Affordable finance… the missing piece in the community empowerment puzzle
With the inauguration of Donald Trump, the prospect of hard Brexit inching ever closer, and a General Election campaign about to get into full swing, you’d have been forgiven for missing one of this year’s more significant announcements here in Scotland.
In late January, a new law was enacted which makes it easier for communities in Scotland to take over land or buildings that are currently in public ownership. It might not sound like such a big deal, but the Community Empowerment Act could potentially have a transformative effect on communities across Scotland.
The Act extends community right to buy to all of Scotland, both rural and urban, and allows community bodies to purchase land which is abandoned or neglected even where the owner is not willing to sell, if that purchase is considered in the public interest. It also includes new rules for asset transfer which give community bodies the right to request to purchase, lease, manage or use land and building belonging to public authorities unless there are reasonable grounds for refusal.
Essentially it gives more power to Scotland’s communities to have their voices heard in decisions that matter to them, and to take action for themselves. In practice, the organisations that are likely to be best placed to make such requests are social enterprises, who are looking to either increase their local social impact or to expand or duplicate their operations.
If the Act proves to be a success, it has the potential to be a game changer for the social enterprise sector, giving social enterprises across a whole spectrum of industries the opportunity to increase their role in their communities. We could be set to see a wave of empowered social enterprises becoming more active in local decision making, running public services and managing community assets in such a way that has community benefit and social impact at its heart.
At the micro-level, this might involve a community group taking over a plot of mothballed city centre land to create an allotment. At the other end of the spectrum, we could see community groups taking over failing libraries or town halls.
However, for the Act to succeed in its intention, there are two key things that need to happen.
The first is obvious. Given the role that local authorities play within this process, it is absolutely crucial that they understand their roles and responsibilities. The right processes appear to have been put in place to ensure that this happens. For example, each local authority must write an annual report about asset transfer, which details how many asset transfer requests they have received and how many have been agreed or refused or appealed. It must also say how the relevant authority has helped community transfer bodies that want to make asset transfer requests. This level of transparency should encourage local authorities to dedicate the resource required to make the asset transfer process as efficient as possible.

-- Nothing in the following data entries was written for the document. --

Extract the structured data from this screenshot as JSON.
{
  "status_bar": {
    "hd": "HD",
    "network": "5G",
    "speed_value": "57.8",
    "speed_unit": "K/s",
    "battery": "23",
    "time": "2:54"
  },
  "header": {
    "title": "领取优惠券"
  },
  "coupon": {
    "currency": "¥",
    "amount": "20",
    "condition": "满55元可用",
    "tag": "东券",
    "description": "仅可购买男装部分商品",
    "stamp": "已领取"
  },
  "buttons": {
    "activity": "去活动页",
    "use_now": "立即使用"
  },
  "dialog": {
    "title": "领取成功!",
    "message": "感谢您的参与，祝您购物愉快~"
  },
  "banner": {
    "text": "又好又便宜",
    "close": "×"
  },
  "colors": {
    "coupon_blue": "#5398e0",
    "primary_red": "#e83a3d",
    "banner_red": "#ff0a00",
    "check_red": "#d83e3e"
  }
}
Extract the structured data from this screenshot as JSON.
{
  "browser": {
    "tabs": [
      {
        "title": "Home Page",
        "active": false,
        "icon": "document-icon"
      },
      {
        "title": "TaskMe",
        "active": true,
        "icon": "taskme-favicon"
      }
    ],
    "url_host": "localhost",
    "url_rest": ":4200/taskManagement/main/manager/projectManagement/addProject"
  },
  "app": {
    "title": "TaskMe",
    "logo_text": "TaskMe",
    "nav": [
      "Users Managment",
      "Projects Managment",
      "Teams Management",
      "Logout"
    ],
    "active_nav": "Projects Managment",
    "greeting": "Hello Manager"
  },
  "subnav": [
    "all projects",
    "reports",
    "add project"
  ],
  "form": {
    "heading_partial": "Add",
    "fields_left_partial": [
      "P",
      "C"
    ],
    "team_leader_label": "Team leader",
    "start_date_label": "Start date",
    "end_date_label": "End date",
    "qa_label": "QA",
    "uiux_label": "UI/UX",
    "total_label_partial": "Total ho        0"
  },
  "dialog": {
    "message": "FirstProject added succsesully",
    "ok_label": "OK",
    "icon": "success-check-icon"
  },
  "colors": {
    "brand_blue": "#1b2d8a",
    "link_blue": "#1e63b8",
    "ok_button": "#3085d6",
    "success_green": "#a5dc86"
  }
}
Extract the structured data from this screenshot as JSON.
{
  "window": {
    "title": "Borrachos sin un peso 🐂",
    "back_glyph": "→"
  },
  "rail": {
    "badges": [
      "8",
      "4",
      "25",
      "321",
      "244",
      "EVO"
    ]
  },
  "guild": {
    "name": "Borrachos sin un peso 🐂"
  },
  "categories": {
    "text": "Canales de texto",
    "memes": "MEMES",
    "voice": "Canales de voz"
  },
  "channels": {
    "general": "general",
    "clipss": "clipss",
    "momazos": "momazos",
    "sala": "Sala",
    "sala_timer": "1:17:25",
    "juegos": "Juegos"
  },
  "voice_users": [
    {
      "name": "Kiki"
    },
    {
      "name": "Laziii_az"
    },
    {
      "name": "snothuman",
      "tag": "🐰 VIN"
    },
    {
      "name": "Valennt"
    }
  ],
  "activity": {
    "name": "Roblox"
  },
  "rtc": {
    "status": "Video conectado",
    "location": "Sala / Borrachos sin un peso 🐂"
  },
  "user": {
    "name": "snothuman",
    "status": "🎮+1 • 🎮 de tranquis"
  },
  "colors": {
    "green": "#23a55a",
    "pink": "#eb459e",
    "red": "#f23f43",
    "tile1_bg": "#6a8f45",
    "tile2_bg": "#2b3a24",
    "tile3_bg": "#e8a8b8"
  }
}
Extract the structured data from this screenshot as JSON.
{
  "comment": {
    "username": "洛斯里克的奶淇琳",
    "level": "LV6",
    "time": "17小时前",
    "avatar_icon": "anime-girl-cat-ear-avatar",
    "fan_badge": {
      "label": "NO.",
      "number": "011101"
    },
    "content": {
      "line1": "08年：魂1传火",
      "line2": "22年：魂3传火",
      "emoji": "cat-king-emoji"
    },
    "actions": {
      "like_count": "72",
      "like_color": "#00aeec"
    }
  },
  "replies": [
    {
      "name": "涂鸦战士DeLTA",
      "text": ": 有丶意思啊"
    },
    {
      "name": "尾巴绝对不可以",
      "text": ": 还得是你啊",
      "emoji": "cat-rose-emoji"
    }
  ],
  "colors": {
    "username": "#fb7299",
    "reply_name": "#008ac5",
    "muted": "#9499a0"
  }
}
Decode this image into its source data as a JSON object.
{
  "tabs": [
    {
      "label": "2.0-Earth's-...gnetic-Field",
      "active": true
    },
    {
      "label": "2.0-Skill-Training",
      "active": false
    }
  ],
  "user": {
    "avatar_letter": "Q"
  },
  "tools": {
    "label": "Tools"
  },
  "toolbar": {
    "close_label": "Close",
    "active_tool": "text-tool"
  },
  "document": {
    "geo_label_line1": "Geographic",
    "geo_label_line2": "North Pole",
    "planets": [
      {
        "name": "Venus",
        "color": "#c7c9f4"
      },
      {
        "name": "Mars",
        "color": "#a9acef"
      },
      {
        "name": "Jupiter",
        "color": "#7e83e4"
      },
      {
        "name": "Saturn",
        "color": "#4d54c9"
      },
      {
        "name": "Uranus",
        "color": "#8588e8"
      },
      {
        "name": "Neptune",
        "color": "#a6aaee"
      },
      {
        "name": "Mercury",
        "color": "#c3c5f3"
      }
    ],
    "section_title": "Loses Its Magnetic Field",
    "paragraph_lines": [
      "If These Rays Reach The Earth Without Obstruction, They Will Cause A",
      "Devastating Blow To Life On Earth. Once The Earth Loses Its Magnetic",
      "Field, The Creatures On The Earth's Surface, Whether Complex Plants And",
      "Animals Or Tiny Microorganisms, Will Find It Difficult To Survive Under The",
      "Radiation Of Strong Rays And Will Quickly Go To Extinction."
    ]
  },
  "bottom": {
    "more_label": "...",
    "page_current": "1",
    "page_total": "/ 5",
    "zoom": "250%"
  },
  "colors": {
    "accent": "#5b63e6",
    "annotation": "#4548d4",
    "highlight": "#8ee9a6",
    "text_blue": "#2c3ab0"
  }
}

The second is less obvious and comes down to finance. The Scottish Government’s guidance doesn’t say how much a community organisation should pay to buy or rent through asset transfer although it does support the notion of community organisations being able to pay less than the full market value. While we’d expect most asset transfers to take place for a nominal fee, there will be other costs involved to re-purpose, refurbish and maintain these assets.
At SIS we regularly meet with community organisations with aspirations to turnaround a failing public service, take over the management of outdoor space or acquire vital space to set up new services to address a social issue, all for the benefit of their community. Embedded in the local community, they know the support their community needs in order to thrive and have the ideas, determination and creativity to address the challenges they face. However, many of these organisations have struggled to access the finance they need to grow through traditional lenders.
Community organisations and social enterprises may well be placed to make best use of a public asset, but without the appropriate finance, they will simply be unable to fund those plans. Social investment provides organisations such as these, with a viable and sustainable funding mechanism which can help them deliver on their goals.
By working together to ensure empowered community organisations have access to the financial support they need we can realise the overarching aspiration behind this new legislation – a Scotland where local organisations are at the centre of decision making in their own communities.